Millions in federal funds could help flood victims
Horton Avenue flood victims could possibly see some individual financial relief — that is, if the federal government approves Riverhead Town and Suffolk County’s applications for a $4 million grant to buy their flood-prone properties.
The town and county submitted three applications Monday — one joint application and one from each separate municipality — to the Federal Emergency Management Agency’s hazard mitigation grant program. The identical applications each seek $4 million in federal funds to purchase land on Horton Avenue, said Riverhead Police Chief David Hegermiller. Dozens of people were left homeless in late March after a storm dumped more than eight inches of rain on the low-lying neighborhood.
Under FEMA guidelines, the town and county would be responsible for 25 percent of the total cost. Riverhead Supervisor Sean Walter said the town would most likely use open space preservation funds to cover its share.
“I think the only solution is mitigation,” Mr. Walter said. “Plant it over. Make it green space.”
Chief Hegermiller noted that the grant is extremely competitive and that Riverhead is up against municipalities from across the U.S. But the chief said he is optimistic because the issue has gotten a lot of attention from state and federal officials.
Six owner-occupied homes and a dozen rented homes in the Horton Avenue area were heavily damaged by the storm. The town and county would seek to relocate the families in the owner-occupied homes and to reimburse the owners of the rental properties for economic losses.
The Horton Avenue land, if purchased by the town and county, would be preserved as open space as persistent flooding has made the area unsuitable for any other use, said Shirley Coverdale, who sits on the board of directors of the Long Island Organizing Network, a group that has advocated on behalf of the neighborhood’sflood victims.
“In the end, I don’t think houses ever should have been built there,” she said. She pointed to environmental concerns such as flooded cesspools and runoff from nearby farms as further reasons the homes there should be demolished. “It doesn’t take much to imagine what kind of swill is in that [groundwater],” Ms. Coverdale said.

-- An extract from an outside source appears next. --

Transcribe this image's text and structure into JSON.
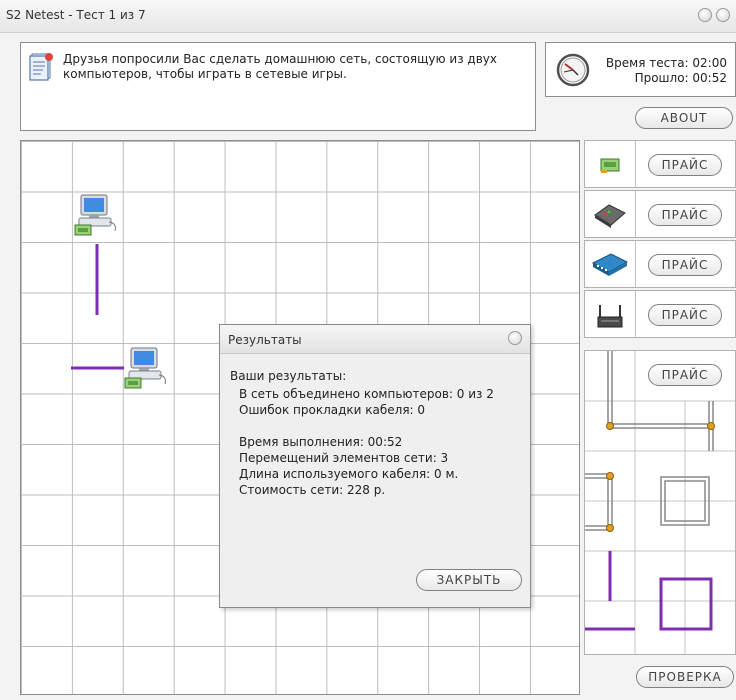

Hazard mitigation grants are available only to municipalities within a presidentially declared disaster area. In July, FEMA overturned its previous denial of New York’s request to combine the March 29-30 storm with a previously declared storm — a powerful nor’easter earlier in March — as one disaster.
Riverhead Town would have been able to pursue those grants anyway, but thanks to the new designation more money will be supplied to the state by the federal government, Chief Hegermiller had said.
Local governments must submit applications to their respective states for review. Once eligible projects are selected by the state, they are forwarded to the regional FEMA office, where they are reviewed to ensure compliance with federal laws and regulations, according to FEMA’s website.